What lines in the records below hold the string "active"? Please show them.

===============

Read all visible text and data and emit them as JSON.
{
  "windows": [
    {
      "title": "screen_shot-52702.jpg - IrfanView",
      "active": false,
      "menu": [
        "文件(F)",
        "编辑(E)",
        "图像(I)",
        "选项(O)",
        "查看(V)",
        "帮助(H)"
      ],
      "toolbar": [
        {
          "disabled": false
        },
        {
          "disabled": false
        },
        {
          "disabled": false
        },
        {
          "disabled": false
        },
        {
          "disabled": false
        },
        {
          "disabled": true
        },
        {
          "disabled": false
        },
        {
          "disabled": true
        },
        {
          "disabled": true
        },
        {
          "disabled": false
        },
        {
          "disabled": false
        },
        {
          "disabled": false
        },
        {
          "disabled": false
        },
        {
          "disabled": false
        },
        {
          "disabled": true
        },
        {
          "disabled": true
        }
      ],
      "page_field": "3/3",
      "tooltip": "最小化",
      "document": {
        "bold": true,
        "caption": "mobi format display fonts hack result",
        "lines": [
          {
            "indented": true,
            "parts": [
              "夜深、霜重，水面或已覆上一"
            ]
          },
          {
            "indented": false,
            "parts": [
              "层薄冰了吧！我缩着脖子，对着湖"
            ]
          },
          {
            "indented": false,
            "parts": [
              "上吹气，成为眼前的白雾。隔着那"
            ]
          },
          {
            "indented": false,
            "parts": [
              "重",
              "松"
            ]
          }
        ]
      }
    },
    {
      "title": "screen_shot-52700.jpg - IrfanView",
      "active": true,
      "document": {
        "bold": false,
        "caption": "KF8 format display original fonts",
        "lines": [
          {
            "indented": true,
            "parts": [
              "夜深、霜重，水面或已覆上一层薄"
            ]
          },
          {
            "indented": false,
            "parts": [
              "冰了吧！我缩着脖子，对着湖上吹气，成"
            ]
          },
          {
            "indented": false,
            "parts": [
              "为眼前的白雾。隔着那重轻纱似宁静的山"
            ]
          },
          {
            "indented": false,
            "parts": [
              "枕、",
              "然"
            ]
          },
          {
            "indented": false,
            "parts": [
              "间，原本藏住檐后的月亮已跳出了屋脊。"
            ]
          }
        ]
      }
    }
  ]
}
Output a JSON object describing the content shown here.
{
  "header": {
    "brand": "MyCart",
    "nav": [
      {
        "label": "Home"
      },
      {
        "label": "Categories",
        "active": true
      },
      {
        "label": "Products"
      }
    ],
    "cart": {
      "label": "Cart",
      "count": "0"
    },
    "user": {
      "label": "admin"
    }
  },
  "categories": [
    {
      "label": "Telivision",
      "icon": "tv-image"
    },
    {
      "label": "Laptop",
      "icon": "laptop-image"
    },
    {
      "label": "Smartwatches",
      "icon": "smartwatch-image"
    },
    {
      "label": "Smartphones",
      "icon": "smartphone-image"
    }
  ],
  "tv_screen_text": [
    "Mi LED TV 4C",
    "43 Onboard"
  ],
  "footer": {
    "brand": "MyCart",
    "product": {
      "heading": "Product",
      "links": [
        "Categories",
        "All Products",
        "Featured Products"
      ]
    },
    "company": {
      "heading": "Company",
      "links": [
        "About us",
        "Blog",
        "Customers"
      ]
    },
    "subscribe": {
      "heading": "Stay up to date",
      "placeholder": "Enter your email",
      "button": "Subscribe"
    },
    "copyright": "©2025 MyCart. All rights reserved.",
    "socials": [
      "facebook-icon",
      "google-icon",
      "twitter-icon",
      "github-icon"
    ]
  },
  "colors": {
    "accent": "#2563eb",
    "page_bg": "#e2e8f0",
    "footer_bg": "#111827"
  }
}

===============

> [Output of the exercise]:
      "active": false,
      "active": true,
        "active": true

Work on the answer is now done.